* Action item
Nothing but the records, repeated word for word and free of pictures, belongs in the answer.

──────────

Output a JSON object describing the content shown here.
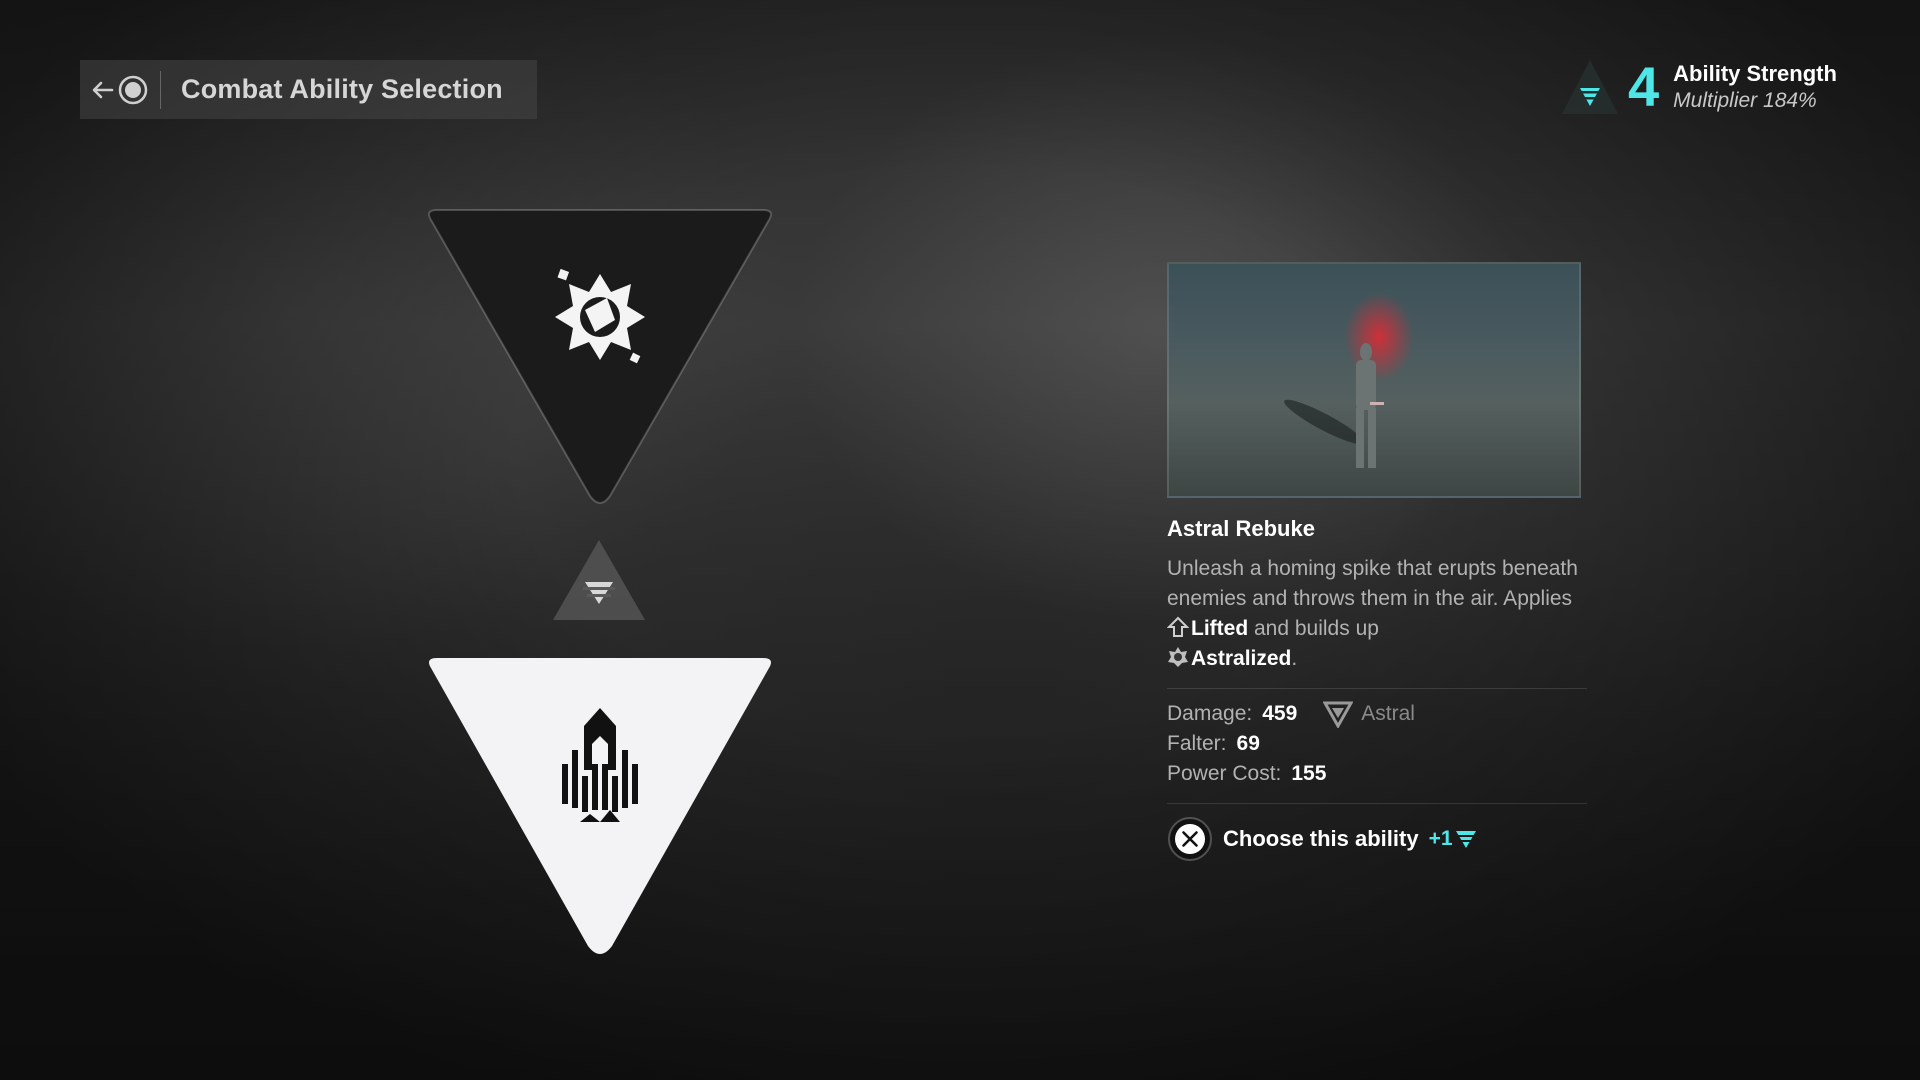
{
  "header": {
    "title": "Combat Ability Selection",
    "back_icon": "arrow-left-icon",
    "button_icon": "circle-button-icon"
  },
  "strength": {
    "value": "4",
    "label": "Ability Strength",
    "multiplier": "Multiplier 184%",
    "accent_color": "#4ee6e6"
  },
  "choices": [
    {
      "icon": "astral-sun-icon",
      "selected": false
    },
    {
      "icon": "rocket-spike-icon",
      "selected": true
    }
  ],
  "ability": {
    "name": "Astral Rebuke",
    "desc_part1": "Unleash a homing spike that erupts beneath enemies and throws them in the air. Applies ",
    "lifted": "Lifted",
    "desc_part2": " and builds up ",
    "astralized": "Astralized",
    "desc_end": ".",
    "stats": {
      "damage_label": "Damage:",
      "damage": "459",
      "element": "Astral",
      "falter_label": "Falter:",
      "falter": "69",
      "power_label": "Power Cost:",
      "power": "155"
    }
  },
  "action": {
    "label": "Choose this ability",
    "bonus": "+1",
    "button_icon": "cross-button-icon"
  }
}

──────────

* Solution to this exercise
Output a JSON object describing the content shown here.
{
  "header": {
    "title": "Combat Ability Selection",
    "back_icon": "arrow-left-icon",
    "button_icon": "circle-button-icon"
  },
  "strength": {
    "value": "4",
    "label": "Ability Strength",
    "multiplier": "Multiplier 184%",
    "accent_color": "#4ee6e6"
  },
  "choices": [
    {
      "icon": "astral-sun-icon",
      "selected": false
    },
    {
      "icon": "rocket-spike-icon",
      "selected": true
    }
  ],
  "ability": {
    "name": "Astral Rebuke",
    "desc_part1": "Unleash a homing spike that erupts beneath enemies and throws them in the air. Applies ",
    "lifted": "Lifted",
    "desc_part2": " and builds up ",
    "astralized": "Astralized",
    "desc_end": ".",
    "stats": {
      "damage_label": "Damage:",
      "damage": "459",
      "element": "Astral",
      "falter_label": "Falter:",
      "falter": "69",
      "power_label": "Power Cost:",
      "power": "155"
    }
  },
  "action": {
    "label": "Choose this ability",
    "bonus": "+1",
    "button_icon": "cross-button-icon"
  }
}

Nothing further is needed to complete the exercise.